## Task brief
Your answer must be the full listing below, repeated exactly, with no pictures in it.

## Supplied material
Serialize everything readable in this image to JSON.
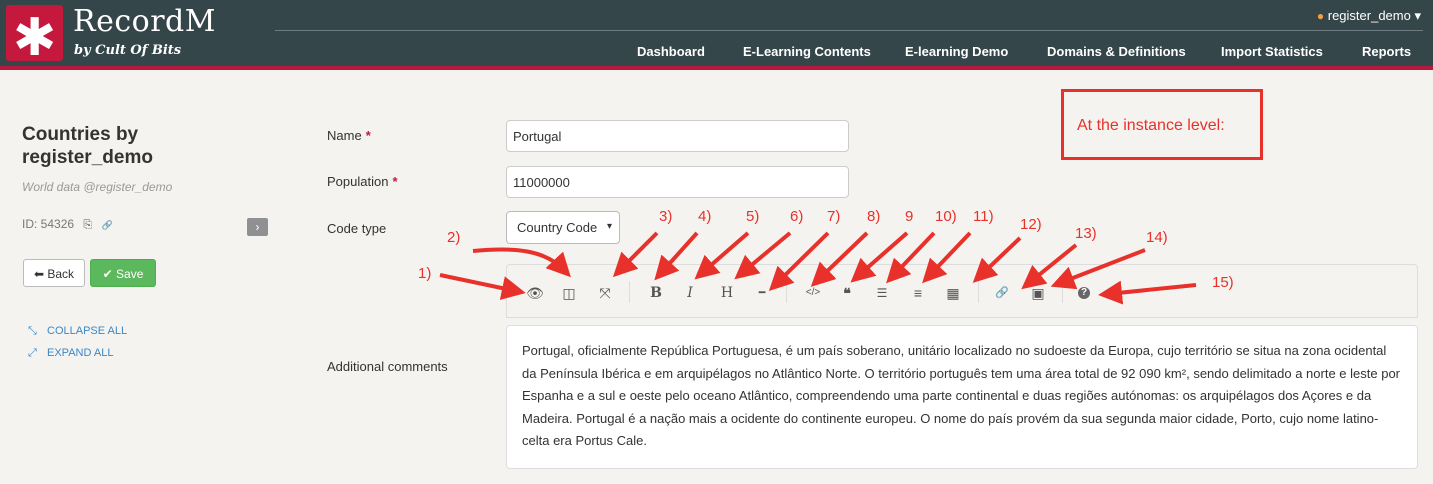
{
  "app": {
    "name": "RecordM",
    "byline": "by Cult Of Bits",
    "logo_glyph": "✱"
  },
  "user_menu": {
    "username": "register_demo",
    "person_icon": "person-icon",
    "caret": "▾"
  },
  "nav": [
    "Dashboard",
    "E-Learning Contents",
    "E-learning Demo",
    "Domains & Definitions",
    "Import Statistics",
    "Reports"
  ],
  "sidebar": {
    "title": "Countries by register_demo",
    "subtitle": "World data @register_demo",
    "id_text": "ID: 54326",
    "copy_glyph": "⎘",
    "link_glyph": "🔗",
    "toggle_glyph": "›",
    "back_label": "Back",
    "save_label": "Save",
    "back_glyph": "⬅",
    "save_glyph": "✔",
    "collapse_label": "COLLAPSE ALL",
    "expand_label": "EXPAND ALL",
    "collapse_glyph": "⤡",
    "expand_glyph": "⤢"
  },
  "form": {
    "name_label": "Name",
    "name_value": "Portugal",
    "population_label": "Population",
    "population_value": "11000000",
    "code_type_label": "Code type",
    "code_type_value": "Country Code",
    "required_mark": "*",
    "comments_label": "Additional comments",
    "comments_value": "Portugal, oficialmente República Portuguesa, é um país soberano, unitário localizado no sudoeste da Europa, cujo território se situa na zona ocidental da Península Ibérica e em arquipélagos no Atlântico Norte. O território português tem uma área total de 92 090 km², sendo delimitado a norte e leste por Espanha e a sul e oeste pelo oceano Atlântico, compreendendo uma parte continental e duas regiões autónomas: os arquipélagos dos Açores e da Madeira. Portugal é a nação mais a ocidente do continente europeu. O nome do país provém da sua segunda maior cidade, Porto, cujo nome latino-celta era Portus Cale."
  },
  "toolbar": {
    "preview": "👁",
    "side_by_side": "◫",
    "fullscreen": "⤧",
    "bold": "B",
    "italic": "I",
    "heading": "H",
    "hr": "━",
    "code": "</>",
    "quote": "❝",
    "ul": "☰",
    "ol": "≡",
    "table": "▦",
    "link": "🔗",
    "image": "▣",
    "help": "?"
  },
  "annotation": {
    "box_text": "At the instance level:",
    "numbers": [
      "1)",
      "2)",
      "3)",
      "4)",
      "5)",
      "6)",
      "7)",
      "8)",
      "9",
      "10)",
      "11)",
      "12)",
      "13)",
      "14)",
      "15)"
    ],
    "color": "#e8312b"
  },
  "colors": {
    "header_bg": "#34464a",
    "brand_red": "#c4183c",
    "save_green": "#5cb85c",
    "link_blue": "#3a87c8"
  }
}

## Answer section
Serialize everything readable in this image to JSON.
{
  "app": {
    "name": "RecordM",
    "byline": "by Cult Of Bits",
    "logo_glyph": "✱"
  },
  "user_menu": {
    "username": "register_demo",
    "person_icon": "person-icon",
    "caret": "▾"
  },
  "nav": [
    "Dashboard",
    "E-Learning Contents",
    "E-learning Demo",
    "Domains & Definitions",
    "Import Statistics",
    "Reports"
  ],
  "sidebar": {
    "title": "Countries by register_demo",
    "subtitle": "World data @register_demo",
    "id_text": "ID: 54326",
    "copy_glyph": "⎘",
    "link_glyph": "🔗",
    "toggle_glyph": "›",
    "back_label": "Back",
    "save_label": "Save",
    "back_glyph": "⬅",
    "save_glyph": "✔",
    "collapse_label": "COLLAPSE ALL",
    "expand_label": "EXPAND ALL",
    "collapse_glyph": "⤡",
    "expand_glyph": "⤢"
  },
  "form": {
    "name_label": "Name",
    "name_value": "Portugal",
    "population_label": "Population",
    "population_value": "11000000",
    "code_type_label": "Code type",
    "code_type_value": "Country Code",
    "required_mark": "*",
    "comments_label": "Additional comments",
    "comments_value": "Portugal, oficialmente República Portuguesa, é um país soberano, unitário localizado no sudoeste da Europa, cujo território se situa na zona ocidental da Península Ibérica e em arquipélagos no Atlântico Norte. O território português tem uma área total de 92 090 km², sendo delimitado a norte e leste por Espanha e a sul e oeste pelo oceano Atlântico, compreendendo uma parte continental e duas regiões autónomas: os arquipélagos dos Açores e da Madeira. Portugal é a nação mais a ocidente do continente europeu. O nome do país provém da sua segunda maior cidade, Porto, cujo nome latino-celta era Portus Cale."
  },
  "toolbar": {
    "preview": "👁",
    "side_by_side": "◫",
    "fullscreen": "⤧",
    "bold": "B",
    "italic": "I",
    "heading": "H",
    "hr": "━",
    "code": "</>",
    "quote": "❝",
    "ul": "☰",
    "ol": "≡",
    "table": "▦",
    "link": "🔗",
    "image": "▣",
    "help": "?"
  },
  "annotation": {
    "box_text": "At the instance level:",
    "numbers": [
      "1)",
      "2)",
      "3)",
      "4)",
      "5)",
      "6)",
      "7)",
      "8)",
      "9",
      "10)",
      "11)",
      "12)",
      "13)",
      "14)",
      "15)"
    ],
    "color": "#e8312b"
  },
  "colors": {
    "header_bg": "#34464a",
    "brand_red": "#c4183c",
    "save_green": "#5cb85c",
    "link_blue": "#3a87c8"
  }
}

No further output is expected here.